§ **WHAT TO WORK ON**
In the entries below, find the lines that contain the word "DESKTOP" and copy them.

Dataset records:
+===+

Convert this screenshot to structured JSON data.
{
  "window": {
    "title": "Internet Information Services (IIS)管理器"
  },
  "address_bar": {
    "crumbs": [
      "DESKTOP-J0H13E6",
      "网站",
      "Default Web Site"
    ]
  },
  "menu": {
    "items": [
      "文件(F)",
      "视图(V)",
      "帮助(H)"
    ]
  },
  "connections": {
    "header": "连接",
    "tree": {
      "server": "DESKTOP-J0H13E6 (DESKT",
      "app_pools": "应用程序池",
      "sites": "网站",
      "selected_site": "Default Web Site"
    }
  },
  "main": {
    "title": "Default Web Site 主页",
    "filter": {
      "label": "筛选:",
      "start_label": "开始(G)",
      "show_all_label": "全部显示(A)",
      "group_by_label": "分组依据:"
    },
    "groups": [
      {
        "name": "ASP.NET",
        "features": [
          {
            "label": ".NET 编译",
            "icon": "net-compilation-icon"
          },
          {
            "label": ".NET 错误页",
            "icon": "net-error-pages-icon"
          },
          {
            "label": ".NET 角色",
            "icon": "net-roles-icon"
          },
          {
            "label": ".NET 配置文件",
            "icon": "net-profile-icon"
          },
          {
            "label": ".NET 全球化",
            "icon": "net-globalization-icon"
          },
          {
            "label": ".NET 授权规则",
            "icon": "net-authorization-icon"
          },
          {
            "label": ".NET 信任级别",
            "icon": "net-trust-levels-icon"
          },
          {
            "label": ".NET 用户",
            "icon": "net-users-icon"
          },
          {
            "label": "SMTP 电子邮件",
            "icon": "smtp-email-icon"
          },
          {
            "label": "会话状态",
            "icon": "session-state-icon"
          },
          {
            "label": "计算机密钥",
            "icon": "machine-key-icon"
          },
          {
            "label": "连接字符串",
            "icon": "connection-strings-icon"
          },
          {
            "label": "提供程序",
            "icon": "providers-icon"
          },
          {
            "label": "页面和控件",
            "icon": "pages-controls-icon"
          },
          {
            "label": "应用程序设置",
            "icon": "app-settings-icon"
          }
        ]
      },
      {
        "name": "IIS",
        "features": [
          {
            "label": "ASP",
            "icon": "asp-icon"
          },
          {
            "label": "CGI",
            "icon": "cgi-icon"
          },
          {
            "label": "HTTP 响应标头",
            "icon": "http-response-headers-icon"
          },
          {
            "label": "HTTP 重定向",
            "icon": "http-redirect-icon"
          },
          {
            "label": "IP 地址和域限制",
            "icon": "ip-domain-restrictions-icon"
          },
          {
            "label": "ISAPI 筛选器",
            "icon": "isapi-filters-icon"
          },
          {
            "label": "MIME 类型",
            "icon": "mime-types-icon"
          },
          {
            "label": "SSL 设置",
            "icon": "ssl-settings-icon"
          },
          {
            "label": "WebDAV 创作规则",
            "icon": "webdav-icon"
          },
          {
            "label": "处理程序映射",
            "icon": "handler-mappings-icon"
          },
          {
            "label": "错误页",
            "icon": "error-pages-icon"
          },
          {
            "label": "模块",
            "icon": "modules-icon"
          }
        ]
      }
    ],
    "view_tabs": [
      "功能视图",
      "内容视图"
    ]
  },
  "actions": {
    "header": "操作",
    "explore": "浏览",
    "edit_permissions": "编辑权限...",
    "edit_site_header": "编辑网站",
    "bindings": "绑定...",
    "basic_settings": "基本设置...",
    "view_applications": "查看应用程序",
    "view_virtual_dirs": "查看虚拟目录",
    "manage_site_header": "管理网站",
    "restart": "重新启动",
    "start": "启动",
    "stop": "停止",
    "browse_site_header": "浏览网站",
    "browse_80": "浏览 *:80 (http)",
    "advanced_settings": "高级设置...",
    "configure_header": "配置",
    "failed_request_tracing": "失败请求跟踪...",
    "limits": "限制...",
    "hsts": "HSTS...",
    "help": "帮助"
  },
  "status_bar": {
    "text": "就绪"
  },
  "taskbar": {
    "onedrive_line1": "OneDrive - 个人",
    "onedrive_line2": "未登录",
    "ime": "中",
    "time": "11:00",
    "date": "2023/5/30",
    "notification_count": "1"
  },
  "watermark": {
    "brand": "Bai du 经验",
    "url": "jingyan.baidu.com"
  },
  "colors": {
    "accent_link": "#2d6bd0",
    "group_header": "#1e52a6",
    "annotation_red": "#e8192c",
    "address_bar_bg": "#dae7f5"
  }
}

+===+

§ **RESPONSE**
      "DESKTOP-J0H13E6",
      "server": "DESKTOP-J0H13E6 (DESKT",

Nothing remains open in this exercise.